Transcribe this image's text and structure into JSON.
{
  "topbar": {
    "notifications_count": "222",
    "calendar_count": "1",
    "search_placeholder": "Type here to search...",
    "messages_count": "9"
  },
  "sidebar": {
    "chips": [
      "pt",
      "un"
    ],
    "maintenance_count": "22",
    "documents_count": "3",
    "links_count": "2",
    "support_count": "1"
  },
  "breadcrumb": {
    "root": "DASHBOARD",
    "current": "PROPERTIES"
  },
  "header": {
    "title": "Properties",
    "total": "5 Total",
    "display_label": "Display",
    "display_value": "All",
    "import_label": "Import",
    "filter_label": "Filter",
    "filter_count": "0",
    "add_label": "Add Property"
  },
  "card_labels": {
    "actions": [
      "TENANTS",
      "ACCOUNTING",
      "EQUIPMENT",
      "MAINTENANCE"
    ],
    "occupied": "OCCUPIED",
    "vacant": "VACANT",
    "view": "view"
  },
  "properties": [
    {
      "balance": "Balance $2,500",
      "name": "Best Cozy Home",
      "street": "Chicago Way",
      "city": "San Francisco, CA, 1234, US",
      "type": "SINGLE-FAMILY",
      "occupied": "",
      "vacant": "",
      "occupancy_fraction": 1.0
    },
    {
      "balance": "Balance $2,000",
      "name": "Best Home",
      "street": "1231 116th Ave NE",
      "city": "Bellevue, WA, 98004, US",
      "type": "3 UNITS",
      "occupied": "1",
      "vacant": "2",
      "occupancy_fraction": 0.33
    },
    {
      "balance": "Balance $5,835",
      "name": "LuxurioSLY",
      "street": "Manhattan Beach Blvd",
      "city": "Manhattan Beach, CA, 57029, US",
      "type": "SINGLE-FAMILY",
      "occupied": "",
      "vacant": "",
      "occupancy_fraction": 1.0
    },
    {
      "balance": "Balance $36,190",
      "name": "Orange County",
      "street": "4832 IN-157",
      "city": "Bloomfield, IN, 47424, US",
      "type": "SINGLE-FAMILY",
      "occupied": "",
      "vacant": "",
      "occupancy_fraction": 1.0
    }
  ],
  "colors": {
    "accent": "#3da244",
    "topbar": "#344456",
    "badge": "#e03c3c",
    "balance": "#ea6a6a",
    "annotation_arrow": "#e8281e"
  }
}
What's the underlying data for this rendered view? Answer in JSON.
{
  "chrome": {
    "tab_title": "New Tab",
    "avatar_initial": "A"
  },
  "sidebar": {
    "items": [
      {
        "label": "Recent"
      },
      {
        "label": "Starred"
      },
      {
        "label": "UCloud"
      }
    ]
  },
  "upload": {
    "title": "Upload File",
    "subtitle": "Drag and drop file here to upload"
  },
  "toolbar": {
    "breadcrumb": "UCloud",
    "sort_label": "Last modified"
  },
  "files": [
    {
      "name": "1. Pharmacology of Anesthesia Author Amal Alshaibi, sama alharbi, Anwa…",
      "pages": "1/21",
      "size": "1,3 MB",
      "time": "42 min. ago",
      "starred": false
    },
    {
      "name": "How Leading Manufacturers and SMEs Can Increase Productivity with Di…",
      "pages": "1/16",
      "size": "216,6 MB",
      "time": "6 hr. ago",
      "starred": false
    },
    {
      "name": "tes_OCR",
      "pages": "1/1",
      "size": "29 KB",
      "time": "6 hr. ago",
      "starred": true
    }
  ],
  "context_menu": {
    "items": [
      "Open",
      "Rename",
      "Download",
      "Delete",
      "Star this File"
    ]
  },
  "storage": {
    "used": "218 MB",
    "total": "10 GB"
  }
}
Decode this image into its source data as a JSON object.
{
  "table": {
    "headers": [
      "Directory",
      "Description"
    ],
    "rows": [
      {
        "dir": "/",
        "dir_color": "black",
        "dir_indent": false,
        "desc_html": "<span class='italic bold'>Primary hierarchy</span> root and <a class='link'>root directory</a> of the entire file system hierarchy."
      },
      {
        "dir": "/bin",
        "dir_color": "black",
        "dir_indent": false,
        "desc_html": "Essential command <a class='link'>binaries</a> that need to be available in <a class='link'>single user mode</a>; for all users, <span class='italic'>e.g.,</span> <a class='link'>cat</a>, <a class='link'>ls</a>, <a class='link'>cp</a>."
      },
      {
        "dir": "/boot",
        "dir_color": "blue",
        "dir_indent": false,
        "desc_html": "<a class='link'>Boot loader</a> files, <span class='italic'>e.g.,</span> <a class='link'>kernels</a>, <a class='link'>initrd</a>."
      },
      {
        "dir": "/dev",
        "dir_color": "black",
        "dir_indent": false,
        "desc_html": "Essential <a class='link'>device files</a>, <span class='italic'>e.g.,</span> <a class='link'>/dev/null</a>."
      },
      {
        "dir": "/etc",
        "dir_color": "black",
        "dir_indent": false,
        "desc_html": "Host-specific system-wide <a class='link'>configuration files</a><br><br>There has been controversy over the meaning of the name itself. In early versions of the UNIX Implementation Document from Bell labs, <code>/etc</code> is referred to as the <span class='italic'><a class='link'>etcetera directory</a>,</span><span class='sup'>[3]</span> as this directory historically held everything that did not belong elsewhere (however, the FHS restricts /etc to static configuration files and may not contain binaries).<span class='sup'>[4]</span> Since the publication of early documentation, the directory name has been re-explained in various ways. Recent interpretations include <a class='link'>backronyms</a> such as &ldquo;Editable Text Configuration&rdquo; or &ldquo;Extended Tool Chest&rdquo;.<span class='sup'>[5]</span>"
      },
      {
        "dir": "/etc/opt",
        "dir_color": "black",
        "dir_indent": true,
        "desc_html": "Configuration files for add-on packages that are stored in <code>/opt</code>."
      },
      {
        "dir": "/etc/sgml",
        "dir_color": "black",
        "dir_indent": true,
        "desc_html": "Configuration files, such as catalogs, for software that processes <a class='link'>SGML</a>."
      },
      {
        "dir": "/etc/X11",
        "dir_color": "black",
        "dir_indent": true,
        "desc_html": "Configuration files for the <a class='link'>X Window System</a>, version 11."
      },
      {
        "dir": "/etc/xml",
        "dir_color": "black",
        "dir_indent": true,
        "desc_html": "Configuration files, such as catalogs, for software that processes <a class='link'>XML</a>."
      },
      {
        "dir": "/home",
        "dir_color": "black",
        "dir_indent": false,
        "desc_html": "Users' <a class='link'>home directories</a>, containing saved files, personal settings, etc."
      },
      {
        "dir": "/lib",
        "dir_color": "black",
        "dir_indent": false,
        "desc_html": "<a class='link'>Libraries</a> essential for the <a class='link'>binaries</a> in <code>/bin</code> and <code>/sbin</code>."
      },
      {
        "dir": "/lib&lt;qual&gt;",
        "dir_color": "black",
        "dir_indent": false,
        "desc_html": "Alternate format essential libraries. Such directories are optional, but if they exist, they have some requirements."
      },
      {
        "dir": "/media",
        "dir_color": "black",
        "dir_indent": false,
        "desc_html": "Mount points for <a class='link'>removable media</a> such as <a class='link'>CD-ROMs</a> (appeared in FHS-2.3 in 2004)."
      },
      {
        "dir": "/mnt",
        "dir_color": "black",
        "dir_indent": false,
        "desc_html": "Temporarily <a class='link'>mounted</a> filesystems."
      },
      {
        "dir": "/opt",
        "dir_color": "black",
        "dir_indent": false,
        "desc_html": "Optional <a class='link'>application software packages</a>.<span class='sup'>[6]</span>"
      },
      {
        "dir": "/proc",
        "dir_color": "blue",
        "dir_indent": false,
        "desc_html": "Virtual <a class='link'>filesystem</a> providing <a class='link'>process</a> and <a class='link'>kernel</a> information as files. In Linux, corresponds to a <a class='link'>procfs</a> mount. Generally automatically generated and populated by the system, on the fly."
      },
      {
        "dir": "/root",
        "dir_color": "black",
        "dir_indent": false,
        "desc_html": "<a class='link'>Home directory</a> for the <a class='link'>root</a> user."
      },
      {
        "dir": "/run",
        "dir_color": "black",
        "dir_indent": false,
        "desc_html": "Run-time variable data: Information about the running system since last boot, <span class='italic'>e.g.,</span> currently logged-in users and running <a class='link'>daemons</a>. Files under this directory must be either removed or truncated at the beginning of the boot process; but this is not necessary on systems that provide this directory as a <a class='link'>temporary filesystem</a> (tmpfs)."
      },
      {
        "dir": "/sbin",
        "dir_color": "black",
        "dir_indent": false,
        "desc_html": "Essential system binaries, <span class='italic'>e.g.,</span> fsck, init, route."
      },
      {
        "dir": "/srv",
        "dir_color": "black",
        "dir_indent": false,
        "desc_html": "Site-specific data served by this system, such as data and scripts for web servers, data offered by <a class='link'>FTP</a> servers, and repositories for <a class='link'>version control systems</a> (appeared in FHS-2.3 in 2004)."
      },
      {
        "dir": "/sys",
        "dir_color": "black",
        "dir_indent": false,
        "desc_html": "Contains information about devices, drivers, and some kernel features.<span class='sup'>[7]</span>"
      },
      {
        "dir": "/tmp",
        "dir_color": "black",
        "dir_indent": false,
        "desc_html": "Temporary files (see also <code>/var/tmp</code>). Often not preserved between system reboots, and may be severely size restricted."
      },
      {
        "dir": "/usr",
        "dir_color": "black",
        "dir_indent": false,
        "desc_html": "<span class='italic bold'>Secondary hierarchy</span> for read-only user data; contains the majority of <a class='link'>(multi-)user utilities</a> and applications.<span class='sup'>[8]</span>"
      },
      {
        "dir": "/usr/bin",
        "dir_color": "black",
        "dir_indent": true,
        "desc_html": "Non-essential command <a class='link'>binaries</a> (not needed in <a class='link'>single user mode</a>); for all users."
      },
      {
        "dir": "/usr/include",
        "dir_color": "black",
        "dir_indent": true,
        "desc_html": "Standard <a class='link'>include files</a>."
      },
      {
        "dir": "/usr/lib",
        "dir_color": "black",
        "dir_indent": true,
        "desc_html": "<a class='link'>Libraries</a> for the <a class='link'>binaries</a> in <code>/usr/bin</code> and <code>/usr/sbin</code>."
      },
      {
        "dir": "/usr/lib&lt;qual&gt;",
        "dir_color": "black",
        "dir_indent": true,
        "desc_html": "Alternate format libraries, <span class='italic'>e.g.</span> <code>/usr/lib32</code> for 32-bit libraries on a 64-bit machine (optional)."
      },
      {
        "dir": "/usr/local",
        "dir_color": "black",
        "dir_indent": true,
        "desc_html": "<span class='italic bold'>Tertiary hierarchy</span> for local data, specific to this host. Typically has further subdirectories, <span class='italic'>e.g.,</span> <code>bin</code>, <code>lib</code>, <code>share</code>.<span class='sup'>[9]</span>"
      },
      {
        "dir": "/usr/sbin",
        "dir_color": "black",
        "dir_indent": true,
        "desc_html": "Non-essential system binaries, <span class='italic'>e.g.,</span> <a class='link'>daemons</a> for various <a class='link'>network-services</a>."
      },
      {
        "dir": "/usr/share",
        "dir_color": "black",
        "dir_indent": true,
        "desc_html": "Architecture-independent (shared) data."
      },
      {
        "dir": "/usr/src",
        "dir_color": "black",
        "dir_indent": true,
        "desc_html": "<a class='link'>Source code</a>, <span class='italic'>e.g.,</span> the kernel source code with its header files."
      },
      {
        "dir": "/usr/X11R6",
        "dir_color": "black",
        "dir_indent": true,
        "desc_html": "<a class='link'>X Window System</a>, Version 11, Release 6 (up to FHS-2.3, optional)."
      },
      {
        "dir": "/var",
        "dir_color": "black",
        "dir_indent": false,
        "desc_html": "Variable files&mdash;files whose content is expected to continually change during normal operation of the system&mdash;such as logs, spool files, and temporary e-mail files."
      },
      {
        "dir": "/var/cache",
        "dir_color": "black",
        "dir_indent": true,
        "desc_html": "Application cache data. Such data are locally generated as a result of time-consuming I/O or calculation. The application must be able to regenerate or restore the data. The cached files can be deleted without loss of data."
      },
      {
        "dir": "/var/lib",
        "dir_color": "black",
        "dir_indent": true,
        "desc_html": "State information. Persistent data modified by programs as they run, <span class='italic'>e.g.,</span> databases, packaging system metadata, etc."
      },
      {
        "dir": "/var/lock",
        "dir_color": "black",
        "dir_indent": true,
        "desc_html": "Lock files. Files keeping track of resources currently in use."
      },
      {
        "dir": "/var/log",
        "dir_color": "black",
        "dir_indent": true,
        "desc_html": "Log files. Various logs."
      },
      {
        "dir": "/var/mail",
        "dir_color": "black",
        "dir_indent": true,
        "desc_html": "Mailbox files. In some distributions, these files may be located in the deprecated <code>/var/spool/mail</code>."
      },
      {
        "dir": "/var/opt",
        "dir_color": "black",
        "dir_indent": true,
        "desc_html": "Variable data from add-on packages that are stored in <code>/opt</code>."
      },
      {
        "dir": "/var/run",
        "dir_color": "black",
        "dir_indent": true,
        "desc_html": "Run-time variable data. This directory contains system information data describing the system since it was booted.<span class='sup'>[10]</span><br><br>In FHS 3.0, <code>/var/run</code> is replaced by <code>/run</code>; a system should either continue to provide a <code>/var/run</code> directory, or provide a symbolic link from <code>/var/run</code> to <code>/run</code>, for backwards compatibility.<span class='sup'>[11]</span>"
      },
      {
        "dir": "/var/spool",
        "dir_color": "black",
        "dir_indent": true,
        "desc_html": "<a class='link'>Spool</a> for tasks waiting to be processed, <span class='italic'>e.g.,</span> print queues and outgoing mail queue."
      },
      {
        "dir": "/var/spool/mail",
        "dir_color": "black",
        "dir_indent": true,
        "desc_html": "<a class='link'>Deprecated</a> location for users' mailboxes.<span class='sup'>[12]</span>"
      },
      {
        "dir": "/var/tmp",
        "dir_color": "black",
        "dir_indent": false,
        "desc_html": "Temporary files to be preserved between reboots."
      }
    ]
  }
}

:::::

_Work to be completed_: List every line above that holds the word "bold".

_Task output_:
        "desc_html": "<span class='italic bold'>Primary hierarchy</span> root and <a class='link'>root directory</a> of the entire file system hierarchy."
        "desc_html": "<span class='italic bold'>Secondary hierarchy</span> for read-only user data; contains the majority of <a class='link'>(multi-)user utilities</a> and applications.<span class='sup'>[8]</span>"
        "desc_html": "<span class='italic bold'>Tertiary hierarchy</span> for local data, specific to this host. Typically has further subdirectories, <span class='italic'>e.g.,</span> <code>bin</code>, <code>lib</code>, <code>share</code>.<span class='sup'>[9]</span>"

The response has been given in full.